TASK TO COMPLETE
Type the records out again in full, exactly.
START INFORMATION GIVEN
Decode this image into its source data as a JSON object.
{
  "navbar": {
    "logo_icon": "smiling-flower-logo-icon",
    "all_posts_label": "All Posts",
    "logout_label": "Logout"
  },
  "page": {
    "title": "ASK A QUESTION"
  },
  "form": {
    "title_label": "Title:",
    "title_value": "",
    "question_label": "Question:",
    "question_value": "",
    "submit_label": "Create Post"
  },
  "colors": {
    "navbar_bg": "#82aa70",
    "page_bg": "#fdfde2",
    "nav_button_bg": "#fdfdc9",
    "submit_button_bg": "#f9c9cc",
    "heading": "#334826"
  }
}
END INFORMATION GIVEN
EXERCISE RESPONSE
Decode this image into its source data as a JSON object.
{
  "navbar": {
    "logo_icon": "smiling-flower-logo-icon",
    "all_posts_label": "All Posts",
    "logout_label": "Logout"
  },
  "page": {
    "title": "ASK A QUESTION"
  },
  "form": {
    "title_label": "Title:",
    "title_value": "",
    "question_label": "Question:",
    "question_value": "",
    "submit_label": "Create Post"
  },
  "colors": {
    "navbar_bg": "#82aa70",
    "page_bg": "#fdfde2",
    "nav_button_bg": "#fdfdc9",
    "submit_button_bg": "#f9c9cc",
    "heading": "#334826"
  }
}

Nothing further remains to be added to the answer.